Indian Myth and Legend
by Donald A. Mackenzie
Like most of the other books at this site, this was written prior to World War I. Mackenzie's discussion of the 'Aryan race' and Indian parallels to Germanic mythology have to be taken in that context. This shouldn't be taken as an endorsement of racist doctrine. Nobody has seriously questioned the reality of Indo-European as a linguistic group, or the aspects of comparative mythology which crop up from India to Iceland. However, the misuse and misrepresentation of these theories led to tragic consequences (unintended by the 19th century scholars who first proposed them), and that has to be kept in mind.
These big caveats aside, this is an enjoyable journey through deep horizons of Hindu mythology, from the earliest nomadic period, through the Vedic and Brahmanic eras, concluding with an extended synopsis of the Mahabharata and Ramayana. The Hindu gods and goddesses are difficult to sort out for beginners; there is no neatly organized family tree, as with Greek, Roman or Northern mythology. This is because the pantheon evolved radically over the millennia that Hinduism has been in practice. Also, there are many non-mutually-exclusive strands of Hindu belief, each of which has its own body of lore of the gods and goddesses.

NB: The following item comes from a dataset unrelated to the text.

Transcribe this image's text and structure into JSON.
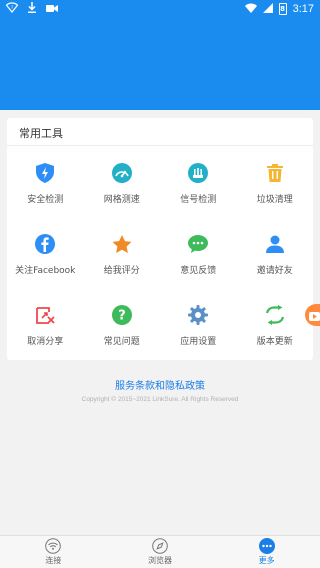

Therefore having a survey of this nature at hand while reading the primary texts is extremely useful.
One last aspect of this book deserves a mention, the transliteration of Sanskrit vowels. Sanskrit actually has a very simple vowel system; however, Mackenzie used a strange variety of acute accents, tildes, umlauts, macrons, and breves, in a very inconsistent fashion. I have scrupulously preserved the transliteration from the book throughout, per site policy. However, these accents can be ignored.

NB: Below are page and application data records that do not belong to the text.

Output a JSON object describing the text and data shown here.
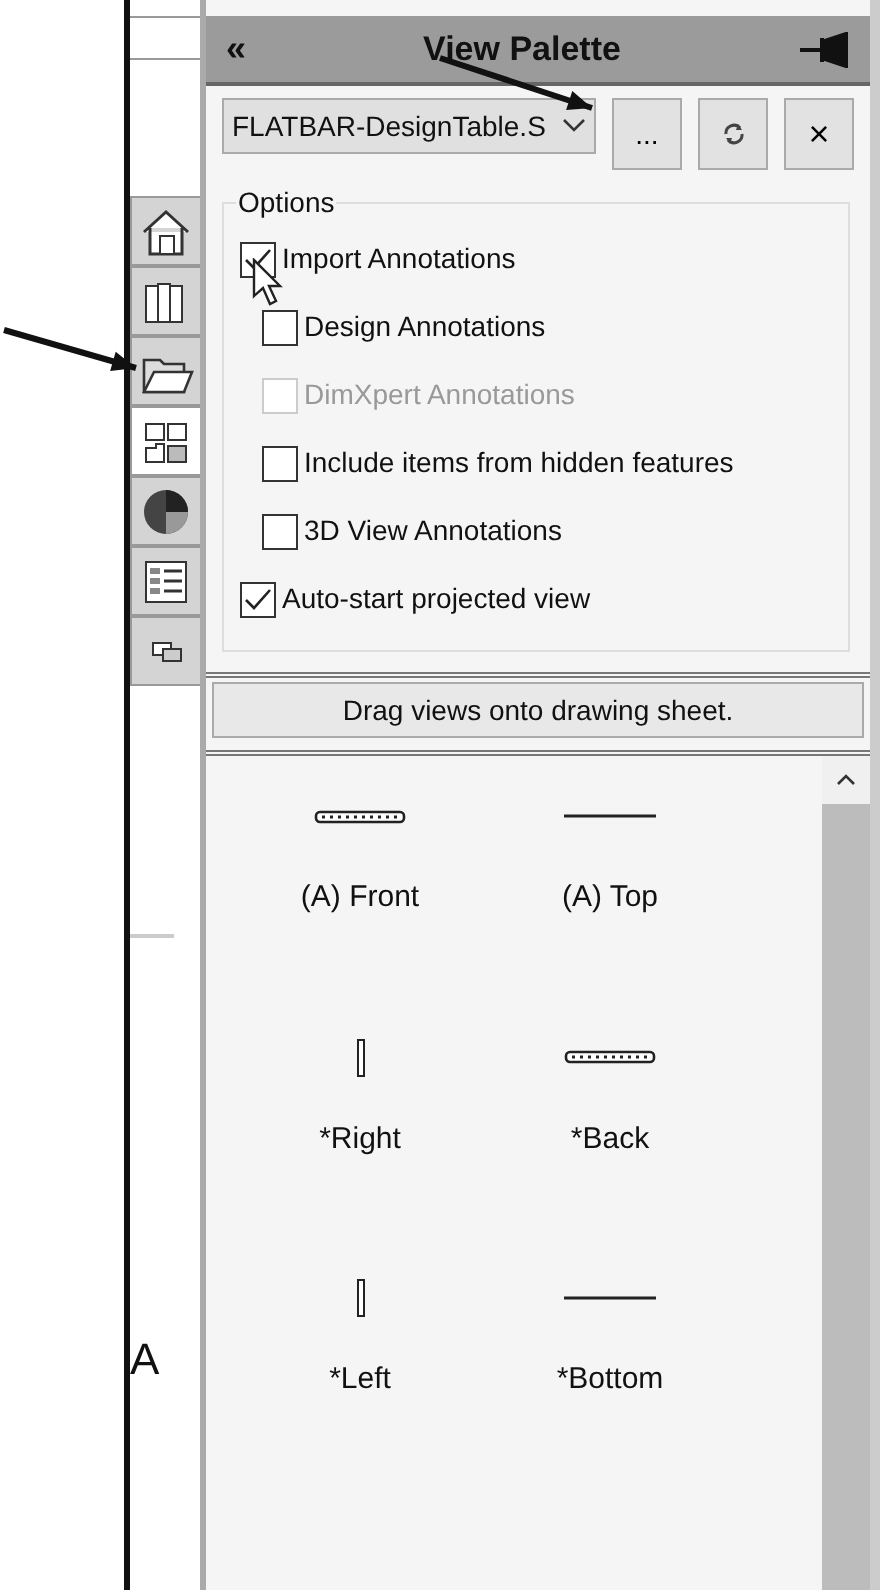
{
  "header": {
    "collapse": "«",
    "title": "View Palette"
  },
  "file_select": {
    "value": "FLATBAR-DesignTable.S"
  },
  "toolbar_buttons": [
    {
      "kind": "browse",
      "label": "..."
    },
    {
      "kind": "refresh"
    },
    {
      "kind": "close",
      "label": "×"
    }
  ],
  "side_tabs": [
    {
      "kind": "home",
      "selected": false
    },
    {
      "kind": "library",
      "selected": false
    },
    {
      "kind": "folder",
      "selected": false
    },
    {
      "kind": "palette",
      "selected": true
    },
    {
      "kind": "appearance",
      "selected": false
    },
    {
      "kind": "properties",
      "selected": false
    },
    {
      "kind": "forum",
      "selected": false
    }
  ],
  "options": {
    "title": "Options",
    "items": [
      {
        "label": "Import Annotations",
        "checked": true,
        "disabled": false,
        "children": [
          {
            "label": "Design Annotations",
            "checked": false,
            "disabled": false
          },
          {
            "label": "DimXpert Annotations",
            "checked": false,
            "disabled": true
          },
          {
            "label": "Include items from hidden features",
            "checked": false,
            "disabled": false
          },
          {
            "label": "3D View Annotations",
            "checked": false,
            "disabled": false
          }
        ]
      },
      {
        "label": "Auto-start projected view",
        "checked": true,
        "disabled": false
      }
    ]
  },
  "hint": "Drag views onto drawing sheet.",
  "views": [
    {
      "label": "(A) Front",
      "kind": "dotted"
    },
    {
      "label": "(A) Top",
      "kind": "line"
    },
    {
      "label": "*Right",
      "kind": "slab"
    },
    {
      "label": "*Back",
      "kind": "dotted"
    },
    {
      "label": "*Left",
      "kind": "slab"
    },
    {
      "label": "*Bottom",
      "kind": "line"
    }
  ],
  "sheet": {
    "label": "A"
  }
}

Addendum: after I posted this book, I started to get sporadic mail complaining about the the chapter heading 'Rape of Sita.' This is an archaic variant usage which means 'abduct or carry off,' not, as at present 'sexually assualt.' I am certain, because of the narrative context, that it was the former usage intended by the author.